While the fears of all of the people whose livelihoods depend to a greater or lesser extent on the continuation of prohibition are understandable, these fears should not blind us to the huge costs of prohibition to dependent users and to other members of the community.

Not all of the groups that have an influence on the drug trade act to support prohibition. While the US Drug Enforcement Agency and other agencies concerned with the drug trade have pursued prohibition through the war against drugs, other parts of the US Government have aided and abetted the drug trade. McCoy claims that the drug business in Southeast Asia was intimately linked with the cold war crusade of the United States. In Laos, he alleges that the CIA supplied money and guns to Meo guerillas to counter communist wars of national liberation, thus supporting their production of opium. Similarly in Burma the CIA-financed remnants of the nationalist Chinese army facilitated and took part in the trade in opiates.

5. Recognition of the possible adverse effects on young people

The strongest argument against the trial is that, compared with unqualified prohibition, it may be seen as sending out a message to young people that the use of heroin is more socially acceptable, or less socially unacceptable. Prohibition gives a number of messages. By making use of the drug illegal it shows the strength of society’s disapproval. But it also makes it even more attractive to some potential users who see its use as a way of rebelling against authority. This is scarcely a new phenomenon: Genesis records that Adam and Eve were unable to resist eating the one forbidden fruit.

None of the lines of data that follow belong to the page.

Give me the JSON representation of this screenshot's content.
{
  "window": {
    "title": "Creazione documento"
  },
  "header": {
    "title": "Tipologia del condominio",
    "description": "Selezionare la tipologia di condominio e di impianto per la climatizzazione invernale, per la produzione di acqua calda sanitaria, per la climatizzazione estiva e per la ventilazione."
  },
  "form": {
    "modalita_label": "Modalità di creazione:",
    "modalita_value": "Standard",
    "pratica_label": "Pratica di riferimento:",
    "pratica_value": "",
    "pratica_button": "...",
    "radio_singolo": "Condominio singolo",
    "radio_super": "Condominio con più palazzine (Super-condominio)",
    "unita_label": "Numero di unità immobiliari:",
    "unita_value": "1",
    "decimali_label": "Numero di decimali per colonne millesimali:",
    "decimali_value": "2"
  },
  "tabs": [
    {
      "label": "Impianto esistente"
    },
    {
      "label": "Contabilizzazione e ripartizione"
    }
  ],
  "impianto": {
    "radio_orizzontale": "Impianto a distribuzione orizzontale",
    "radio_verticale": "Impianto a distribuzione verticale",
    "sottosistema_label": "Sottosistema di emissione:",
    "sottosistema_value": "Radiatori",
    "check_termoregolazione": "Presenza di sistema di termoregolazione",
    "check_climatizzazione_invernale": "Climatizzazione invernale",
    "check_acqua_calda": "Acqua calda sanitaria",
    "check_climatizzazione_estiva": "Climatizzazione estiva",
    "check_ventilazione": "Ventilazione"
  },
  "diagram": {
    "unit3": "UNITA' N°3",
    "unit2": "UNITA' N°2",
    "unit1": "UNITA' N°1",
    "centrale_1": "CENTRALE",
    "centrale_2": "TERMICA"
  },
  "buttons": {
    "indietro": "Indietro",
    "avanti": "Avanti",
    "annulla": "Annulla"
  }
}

One of the disadvantages of prohibition is that it demonises the drug. It gives the impression that a single shot will turn the user into an instant addict. But it does not, any more than one cigarette makes the smoker addicted to nicotine or a single glass of alcohol makes the drinker an alcoholic. Young people and others need accurate information about all drugs of addiction. The dangers inherent in using them need to be emphasised, but it is likely that there will be less dependency if it is clear that all people need to take responsibility for their own behaviour in this as well as other ways.


It is our firm view that considering the proposed trial from a Christian perspective leads us to support it. At the most pragmatic level this is because prohibition has failed and has produced many, indeed most of the problems that arise from the use of heroin. We do not accept that the only legitimate aim of heroin programs is rehabilitation. As Christians we believe we have a responsibility also to those who, for whatever reason, continue to take the drug. At least we can lessen the dangers to them of death and disease from taking heroin, as we do now to a limited extent through the needle exchange program.

We do not see a controlled maintenance program as an alternative to programs that aim to reduce the use of heroin through education and rehabilitation. Some would see them as competing in that the availability of controlled maintenance provision will lessen the incentives of dependent users to quit. In our view it is at least as likely that they will complement one another. Dependent users on a maintenance program who are not forced into crime to support their addiction and who can hold down jobs may be better able to make rational decisions about whether or not to continue to use the drug.

Jesus loved sinners and their encounter with him challenged them to reassess their lives. But his love was not conditional on them mending their ways. His followers too should stand beside those in need, even when their need appears to be a result of their own decisions. Christians have been diligent in their care for prisoners for centuries. We should support a trial that might result in changes that would allow many of them to stay out of jail and to stay alive.